Stored dataset items
┌────────
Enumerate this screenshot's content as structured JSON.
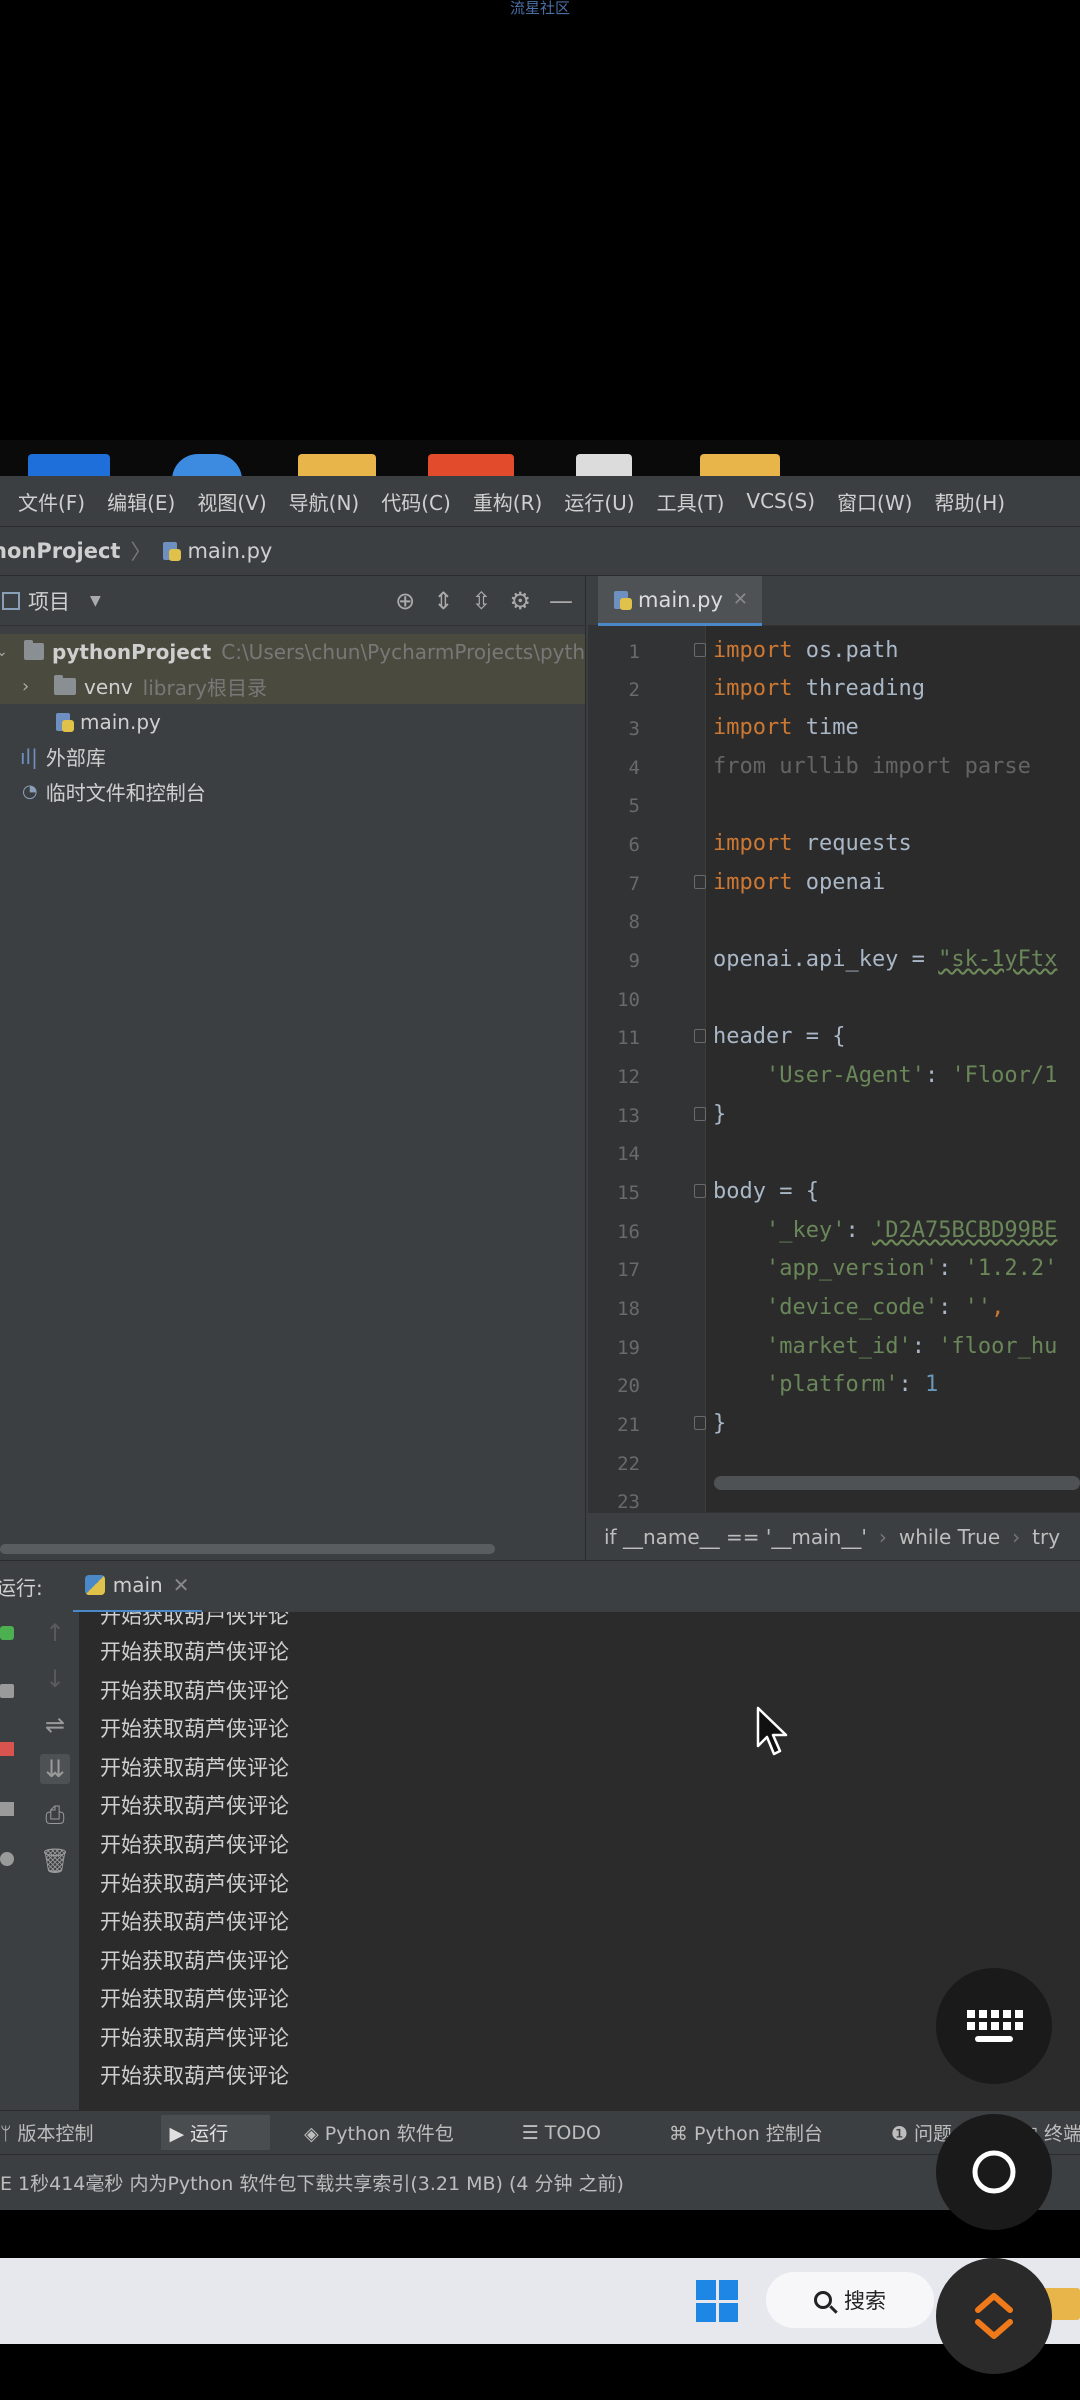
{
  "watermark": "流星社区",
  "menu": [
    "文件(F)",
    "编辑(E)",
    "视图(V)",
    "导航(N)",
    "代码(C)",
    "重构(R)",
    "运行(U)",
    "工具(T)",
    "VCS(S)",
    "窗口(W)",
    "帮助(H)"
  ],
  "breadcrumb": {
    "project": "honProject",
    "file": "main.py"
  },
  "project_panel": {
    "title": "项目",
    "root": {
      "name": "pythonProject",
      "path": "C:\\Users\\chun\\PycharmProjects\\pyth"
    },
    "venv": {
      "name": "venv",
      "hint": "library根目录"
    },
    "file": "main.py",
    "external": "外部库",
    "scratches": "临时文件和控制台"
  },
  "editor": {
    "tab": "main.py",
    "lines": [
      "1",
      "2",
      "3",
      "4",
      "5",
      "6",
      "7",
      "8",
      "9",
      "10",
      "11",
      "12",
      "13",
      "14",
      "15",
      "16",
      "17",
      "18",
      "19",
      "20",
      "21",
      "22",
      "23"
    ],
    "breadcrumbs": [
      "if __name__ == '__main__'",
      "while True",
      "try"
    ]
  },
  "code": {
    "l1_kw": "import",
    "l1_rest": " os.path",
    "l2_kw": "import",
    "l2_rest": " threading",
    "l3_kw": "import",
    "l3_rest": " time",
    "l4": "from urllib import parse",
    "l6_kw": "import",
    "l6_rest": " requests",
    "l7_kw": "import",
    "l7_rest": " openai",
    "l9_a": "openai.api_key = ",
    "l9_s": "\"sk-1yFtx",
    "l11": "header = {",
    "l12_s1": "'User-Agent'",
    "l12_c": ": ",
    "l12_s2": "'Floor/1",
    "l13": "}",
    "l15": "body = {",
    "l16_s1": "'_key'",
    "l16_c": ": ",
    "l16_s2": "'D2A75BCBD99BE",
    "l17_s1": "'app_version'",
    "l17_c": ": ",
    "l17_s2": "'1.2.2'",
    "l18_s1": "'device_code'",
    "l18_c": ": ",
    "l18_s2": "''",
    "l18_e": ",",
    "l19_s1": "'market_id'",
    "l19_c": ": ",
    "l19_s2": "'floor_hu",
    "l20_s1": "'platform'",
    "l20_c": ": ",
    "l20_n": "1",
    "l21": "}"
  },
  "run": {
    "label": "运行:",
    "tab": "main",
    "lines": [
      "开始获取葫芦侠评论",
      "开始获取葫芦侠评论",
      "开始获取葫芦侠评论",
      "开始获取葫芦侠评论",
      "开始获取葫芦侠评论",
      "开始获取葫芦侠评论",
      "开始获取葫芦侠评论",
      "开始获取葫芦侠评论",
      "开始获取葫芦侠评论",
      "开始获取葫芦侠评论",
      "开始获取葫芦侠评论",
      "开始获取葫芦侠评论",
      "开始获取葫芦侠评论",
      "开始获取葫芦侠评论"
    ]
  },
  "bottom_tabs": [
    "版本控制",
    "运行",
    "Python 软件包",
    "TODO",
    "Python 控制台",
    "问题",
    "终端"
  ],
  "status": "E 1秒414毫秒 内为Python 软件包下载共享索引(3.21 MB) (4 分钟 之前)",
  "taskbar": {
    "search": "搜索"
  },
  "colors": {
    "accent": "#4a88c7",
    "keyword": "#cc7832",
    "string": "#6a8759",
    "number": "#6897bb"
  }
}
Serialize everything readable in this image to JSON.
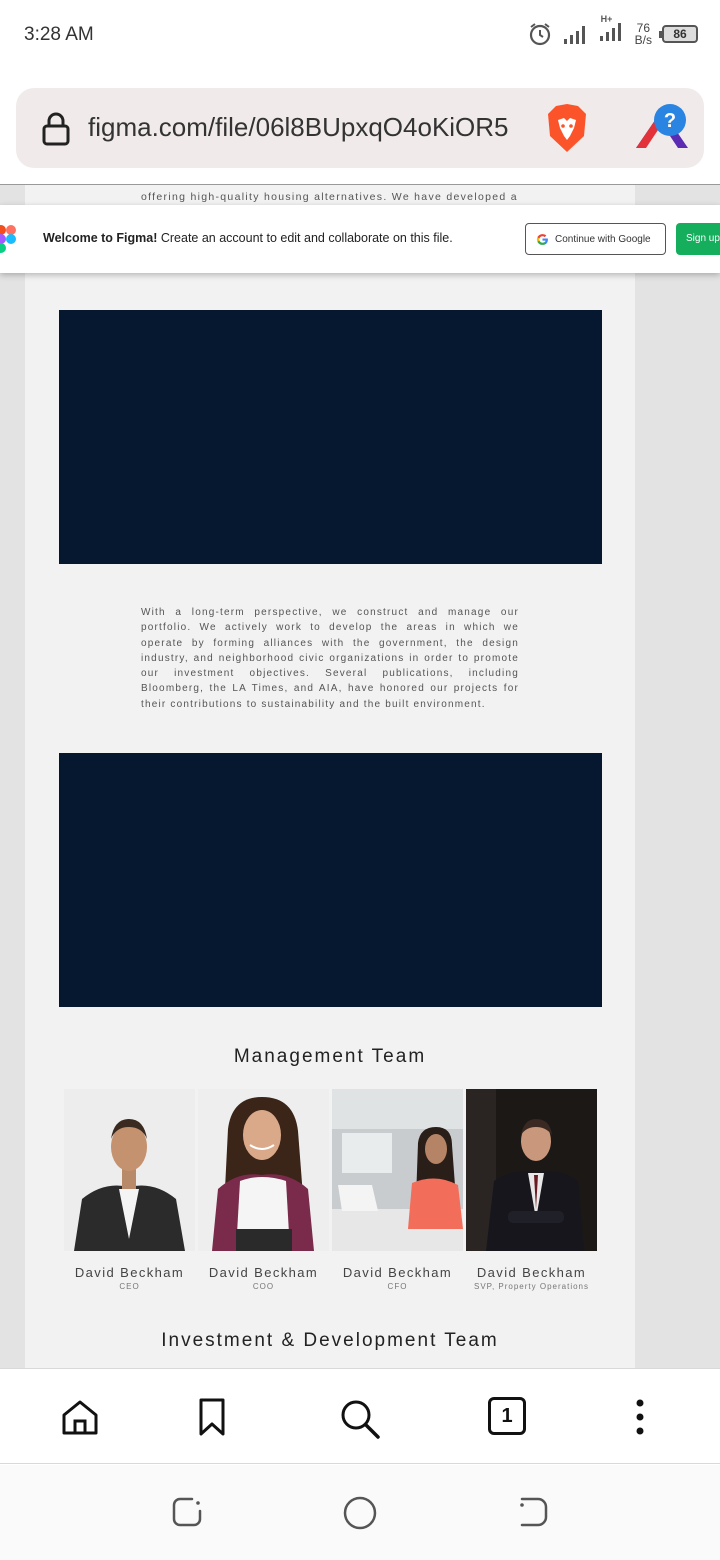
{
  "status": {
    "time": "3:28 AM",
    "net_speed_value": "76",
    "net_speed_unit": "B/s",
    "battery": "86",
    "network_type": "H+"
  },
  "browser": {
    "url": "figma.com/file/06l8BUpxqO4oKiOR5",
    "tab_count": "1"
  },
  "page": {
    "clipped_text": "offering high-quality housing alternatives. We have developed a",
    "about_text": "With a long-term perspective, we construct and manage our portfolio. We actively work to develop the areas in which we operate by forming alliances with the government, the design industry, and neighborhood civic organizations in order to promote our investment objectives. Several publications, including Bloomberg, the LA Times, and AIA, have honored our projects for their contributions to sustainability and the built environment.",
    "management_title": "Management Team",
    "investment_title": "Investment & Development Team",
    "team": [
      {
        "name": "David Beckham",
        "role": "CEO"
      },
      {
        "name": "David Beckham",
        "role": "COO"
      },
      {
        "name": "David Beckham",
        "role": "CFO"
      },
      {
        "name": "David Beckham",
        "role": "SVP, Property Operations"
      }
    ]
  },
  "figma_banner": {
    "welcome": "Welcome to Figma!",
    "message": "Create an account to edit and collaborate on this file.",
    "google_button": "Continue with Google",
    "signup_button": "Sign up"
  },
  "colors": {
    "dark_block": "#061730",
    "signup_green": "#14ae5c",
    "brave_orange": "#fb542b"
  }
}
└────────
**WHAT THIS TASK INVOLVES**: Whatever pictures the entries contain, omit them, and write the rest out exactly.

**SOLVED PROBLEM**:
Enumerate this screenshot's content as structured JSON.
{
  "watermark": "流星社区",
  "menu": [
    "文件(F)",
    "编辑(E)",
    "视图(V)",
    "导航(N)",
    "代码(C)",
    "重构(R)",
    "运行(U)",
    "工具(T)",
    "VCS(S)",
    "窗口(W)",
    "帮助(H)"
  ],
  "breadcrumb": {
    "project": "honProject",
    "file": "main.py"
  },
  "project_panel": {
    "title": "项目",
    "root": {
      "name": "pythonProject",
      "path": "C:\\Users\\chun\\PycharmProjects\\pyth"
    },
    "venv": {
      "name": "venv",
      "hint": "library根目录"
    },
    "file": "main.py",
    "external": "外部库",
    "scratches": "临时文件和控制台"
  },
  "editor": {
    "tab": "main.py",
    "lines": [
      "1",
      "2",
      "3",
      "4",
      "5",
      "6",
      "7",
      "8",
      "9",
      "10",
      "11",
      "12",
      "13",
      "14",
      "15",
      "16",
      "17",
      "18",
      "19",
      "20",
      "21",
      "22",
      "23"
    ],
    "breadcrumbs": [
      "if __name__ == '__main__'",
      "while True",
      "try"
    ]
  },
  "code": {
    "l1_kw": "import",
    "l1_rest": " os.path",
    "l2_kw": "import",
    "l2_rest": " threading",
    "l3_kw": "import",
    "l3_rest": " time",
    "l4": "from urllib import parse",
    "l6_kw": "import",
    "l6_rest": " requests",
    "l7_kw": "import",
    "l7_rest": " openai",
    "l9_a": "openai.api_key = ",
    "l9_s": "\"sk-1yFtx",
    "l11": "header = {",
    "l12_s1": "'User-Agent'",
    "l12_c": ": ",
    "l12_s2": "'Floor/1",
    "l13": "}",
    "l15": "body = {",
    "l16_s1": "'_key'",
    "l16_c": ": ",
    "l16_s2": "'D2A75BCBD99BE",
    "l17_s1": "'app_version'",
    "l17_c": ": ",
    "l17_s2": "'1.2.2'",
    "l18_s1": "'device_code'",
    "l18_c": ": ",
    "l18_s2": "''",
    "l18_e": ",",
    "l19_s1": "'market_id'",
    "l19_c": ": ",
    "l19_s2": "'floor_hu",
    "l20_s1": "'platform'",
    "l20_c": ": ",
    "l20_n": "1",
    "l21": "}"
  },
  "run": {
    "label": "运行:",
    "tab": "main",
    "lines": [
      "开始获取葫芦侠评论",
      "开始获取葫芦侠评论",
      "开始获取葫芦侠评论",
      "开始获取葫芦侠评论",
      "开始获取葫芦侠评论",
      "开始获取葫芦侠评论",
      "开始获取葫芦侠评论",
      "开始获取葫芦侠评论",
      "开始获取葫芦侠评论",
      "开始获取葫芦侠评论",
      "开始获取葫芦侠评论",
      "开始获取葫芦侠评论",
      "开始获取葫芦侠评论",
      "开始获取葫芦侠评论"
    ]
  },
  "bottom_tabs": [
    "版本控制",
    "运行",
    "Python 软件包",
    "TODO",
    "Python 控制台",
    "问题",
    "终端"
  ],
  "status": "E 1秒414毫秒 内为Python 软件包下载共享索引(3.21 MB) (4 分钟 之前)",
  "taskbar": {
    "search": "搜索"
  },
  "colors": {
    "accent": "#4a88c7",
    "keyword": "#cc7832",
    "string": "#6a8759",
    "number": "#6897bb"
  }
}
Serialize everything readable in this image to JSON.
{
  "status": {
    "time": "3:28 AM",
    "net_speed_value": "76",
    "net_speed_unit": "B/s",
    "battery": "86",
    "network_type": "H+"
  },
  "browser": {
    "url": "figma.com/file/06l8BUpxqO4oKiOR5",
    "tab_count": "1"
  },
  "page": {
    "clipped_text": "offering high-quality housing alternatives. We have developed a",
    "about_text": "With a long-term perspective, we construct and manage our portfolio. We actively work to develop the areas in which we operate by forming alliances with the government, the design industry, and neighborhood civic organizations in order to promote our investment objectives. Several publications, including Bloomberg, the LA Times, and AIA, have honored our projects for their contributions to sustainability and the built environment.",
    "management_title": "Management Team",
    "investment_title": "Investment & Development Team",
    "team": [
      {
        "name": "David Beckham",
        "role": "CEO"
      },
      {
        "name": "David Beckham",
        "role": "COO"
      },
      {
        "name": "David Beckham",
        "role": "CFO"
      },
      {
        "name": "David Beckham",
        "role": "SVP, Property Operations"
      }
    ]
  },
  "figma_banner": {
    "welcome": "Welcome to Figma!",
    "message": "Create an account to edit and collaborate on this file.",
    "google_button": "Continue with Google",
    "signup_button": "Sign up"
  },
  "colors": {
    "dark_block": "#061730",
    "signup_green": "#14ae5c",
    "brave_orange": "#fb542b"
  }
}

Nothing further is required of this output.